112th Annual Conference - Riverside Convention Center, California
Friday, October 31 - Sunday, November 2, 2014

This page is about the 2014 conference. For 2015 conference info, go to PAMLA 2015.

Kipling's "The Mark of the Beast":  Cultural Intolerance in British India

Laura Macarewich, "California State University, Fullerton"

In this short story, set in nineteenth century British India, a disturbing and violent conflict occurs when a British soldier insults the Hindu religion, challenging the natives to respond according to the Indian proverb: “Your gods and my gods – do you or I know which are the stronger?” 

Proposal: 

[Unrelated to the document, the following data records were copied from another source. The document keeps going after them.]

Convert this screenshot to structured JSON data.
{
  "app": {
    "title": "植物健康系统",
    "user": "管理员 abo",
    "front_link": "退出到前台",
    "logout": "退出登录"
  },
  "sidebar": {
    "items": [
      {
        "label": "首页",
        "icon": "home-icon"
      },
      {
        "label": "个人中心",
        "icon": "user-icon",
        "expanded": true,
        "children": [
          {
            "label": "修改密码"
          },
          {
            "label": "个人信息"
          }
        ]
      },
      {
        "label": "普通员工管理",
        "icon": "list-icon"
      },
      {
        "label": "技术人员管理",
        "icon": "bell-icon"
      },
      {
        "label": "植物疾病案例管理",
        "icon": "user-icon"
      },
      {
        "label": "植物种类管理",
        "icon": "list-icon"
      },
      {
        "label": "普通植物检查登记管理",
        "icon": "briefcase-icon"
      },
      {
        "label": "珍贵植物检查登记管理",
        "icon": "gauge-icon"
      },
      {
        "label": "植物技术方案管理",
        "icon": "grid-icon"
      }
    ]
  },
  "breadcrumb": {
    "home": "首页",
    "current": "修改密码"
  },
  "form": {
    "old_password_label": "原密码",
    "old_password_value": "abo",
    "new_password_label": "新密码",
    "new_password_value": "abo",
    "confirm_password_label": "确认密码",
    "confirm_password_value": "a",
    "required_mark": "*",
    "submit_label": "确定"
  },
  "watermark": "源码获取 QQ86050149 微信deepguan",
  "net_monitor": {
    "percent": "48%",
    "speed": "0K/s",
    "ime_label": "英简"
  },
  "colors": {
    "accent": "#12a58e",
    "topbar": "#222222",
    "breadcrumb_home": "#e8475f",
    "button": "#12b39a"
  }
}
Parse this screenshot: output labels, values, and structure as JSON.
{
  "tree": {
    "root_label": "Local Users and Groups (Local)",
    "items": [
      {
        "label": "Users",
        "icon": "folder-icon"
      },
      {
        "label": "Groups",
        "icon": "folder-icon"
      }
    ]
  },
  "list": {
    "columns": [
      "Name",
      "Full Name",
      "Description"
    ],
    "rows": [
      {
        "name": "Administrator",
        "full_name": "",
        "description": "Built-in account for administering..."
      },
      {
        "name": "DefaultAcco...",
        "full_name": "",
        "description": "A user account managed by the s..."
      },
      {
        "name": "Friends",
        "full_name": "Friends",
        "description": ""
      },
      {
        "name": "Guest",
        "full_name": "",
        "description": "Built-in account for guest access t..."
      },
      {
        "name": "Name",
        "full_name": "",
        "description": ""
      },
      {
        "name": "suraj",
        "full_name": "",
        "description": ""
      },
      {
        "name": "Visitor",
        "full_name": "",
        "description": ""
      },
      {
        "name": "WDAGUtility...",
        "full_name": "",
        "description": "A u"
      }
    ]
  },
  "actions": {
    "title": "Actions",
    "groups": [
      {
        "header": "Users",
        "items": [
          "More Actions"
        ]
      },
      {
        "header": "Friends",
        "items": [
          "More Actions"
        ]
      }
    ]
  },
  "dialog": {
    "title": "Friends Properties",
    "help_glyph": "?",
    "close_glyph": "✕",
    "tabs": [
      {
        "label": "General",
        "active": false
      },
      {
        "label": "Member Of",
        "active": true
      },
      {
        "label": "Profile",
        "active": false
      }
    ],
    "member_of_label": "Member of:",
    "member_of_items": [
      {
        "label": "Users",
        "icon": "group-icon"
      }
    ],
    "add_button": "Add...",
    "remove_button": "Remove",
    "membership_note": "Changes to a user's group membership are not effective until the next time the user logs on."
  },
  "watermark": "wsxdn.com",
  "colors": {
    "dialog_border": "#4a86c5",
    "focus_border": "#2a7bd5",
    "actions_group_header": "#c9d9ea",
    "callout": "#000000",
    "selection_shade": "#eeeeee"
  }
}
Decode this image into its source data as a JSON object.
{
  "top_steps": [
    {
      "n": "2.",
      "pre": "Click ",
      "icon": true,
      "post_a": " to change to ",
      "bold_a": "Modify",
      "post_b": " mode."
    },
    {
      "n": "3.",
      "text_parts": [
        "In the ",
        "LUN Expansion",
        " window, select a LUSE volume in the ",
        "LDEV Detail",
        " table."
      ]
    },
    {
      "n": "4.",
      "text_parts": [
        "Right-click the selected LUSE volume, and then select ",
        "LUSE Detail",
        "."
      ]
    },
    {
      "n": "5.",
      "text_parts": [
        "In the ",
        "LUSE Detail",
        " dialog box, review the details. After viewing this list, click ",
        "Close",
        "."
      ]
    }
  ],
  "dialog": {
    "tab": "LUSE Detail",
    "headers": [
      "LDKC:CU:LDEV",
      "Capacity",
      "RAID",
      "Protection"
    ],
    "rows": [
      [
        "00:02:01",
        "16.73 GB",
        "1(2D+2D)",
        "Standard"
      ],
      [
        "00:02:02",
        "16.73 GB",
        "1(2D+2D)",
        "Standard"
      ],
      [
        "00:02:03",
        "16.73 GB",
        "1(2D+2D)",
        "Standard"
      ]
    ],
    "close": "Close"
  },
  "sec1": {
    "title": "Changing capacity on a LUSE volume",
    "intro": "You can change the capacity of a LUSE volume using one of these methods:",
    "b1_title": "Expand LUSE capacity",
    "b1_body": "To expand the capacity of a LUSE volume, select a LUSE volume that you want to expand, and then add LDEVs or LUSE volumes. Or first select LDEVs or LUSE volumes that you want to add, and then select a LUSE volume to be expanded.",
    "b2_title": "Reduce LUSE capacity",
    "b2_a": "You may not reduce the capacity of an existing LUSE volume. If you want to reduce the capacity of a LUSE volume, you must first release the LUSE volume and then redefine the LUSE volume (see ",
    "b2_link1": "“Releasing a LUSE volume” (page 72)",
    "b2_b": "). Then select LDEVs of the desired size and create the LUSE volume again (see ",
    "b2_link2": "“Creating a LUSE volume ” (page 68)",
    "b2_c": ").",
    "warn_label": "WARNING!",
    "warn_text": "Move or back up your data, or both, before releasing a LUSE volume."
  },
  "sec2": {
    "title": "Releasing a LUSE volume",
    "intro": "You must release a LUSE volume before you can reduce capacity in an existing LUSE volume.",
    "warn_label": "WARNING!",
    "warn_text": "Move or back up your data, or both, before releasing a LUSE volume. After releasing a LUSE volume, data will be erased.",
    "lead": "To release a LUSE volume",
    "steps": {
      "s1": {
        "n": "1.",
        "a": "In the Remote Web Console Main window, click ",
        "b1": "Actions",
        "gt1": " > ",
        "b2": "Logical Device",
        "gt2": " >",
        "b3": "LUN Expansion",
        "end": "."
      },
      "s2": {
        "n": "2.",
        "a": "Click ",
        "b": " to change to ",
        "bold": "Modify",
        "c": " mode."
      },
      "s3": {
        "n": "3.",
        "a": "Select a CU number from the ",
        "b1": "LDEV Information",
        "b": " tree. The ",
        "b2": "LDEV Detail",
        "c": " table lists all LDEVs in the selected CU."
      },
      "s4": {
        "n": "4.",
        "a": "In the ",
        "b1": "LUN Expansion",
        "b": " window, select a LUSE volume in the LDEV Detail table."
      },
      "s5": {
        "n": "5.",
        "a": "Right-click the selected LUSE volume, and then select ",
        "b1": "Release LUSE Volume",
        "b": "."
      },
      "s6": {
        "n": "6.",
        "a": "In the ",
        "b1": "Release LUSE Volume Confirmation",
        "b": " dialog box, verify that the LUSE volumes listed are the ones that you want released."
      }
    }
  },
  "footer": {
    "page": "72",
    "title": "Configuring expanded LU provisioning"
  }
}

During the late nineteenth century, the name of Rudyard Kipling was synonymous with the British Imperialist tradition in India.  Through the discourse of his literature, Kipling helped to create an image of India for the British public at home.   Said writes in his book, Culture and Imperialism, that “Kipling not only wrote about India, but was of it,” because Kipling was born in Bombay, India, in 1865, of Anglo-Indian Parents, and grew up speaking Hindustani, and wearing native clothes.   As a young man he worked in the Punjab region of India as a professional journalist and fiction writer.  Because of this background, Said credits Kipling with possessing an authentic knowledge and understanding of Indian native culture which is reflected throughout his work.   In Kipling’s short story, “The Mark of the Beast,” a conflict between the natives and three British soldiers arises because the natives feel that they are not being treated acceptably by their occupiers:  In the story, a British soldier insults the Hindu religion as being heathen, and a disturbing and violent conflict ensues, resulting in the gruesome torture of an Indian sadhu, or holy man, by the British.  Does Kipling approve or disapprove of the Orientalist attitudes and violent behavior of the Anglo-Indian men portrayed in the story?  Does he regard their behavior as justified in order to maintain the stability of the empire, as essential to prevent the terrible power of the Indian “Other” from gaining the upper hand?  After all, a violent reaction to British religious intolerance had occurred before in India, during the Great Mutiny of 1857, in which thousands of Anglo-Indians had been killed before the revolt could be contained.  Should the reader consider the possibility that the unnamed narrator of the story is intended to be Kipling himself?  All of these possiblilities seem feasible in light of the Indian proverb which opens the story: “Your gods and my gods – do you or I know which are the stronger?”  This proverb emphasizes the great importance that the Indians of Kipling’s time placed upon religious tolerance.  But looked at deconstructively, the proverb also presents a subtle warning.  It suggests that when a native religion’s validity is challenged by another religious view, then that challenge will be answered.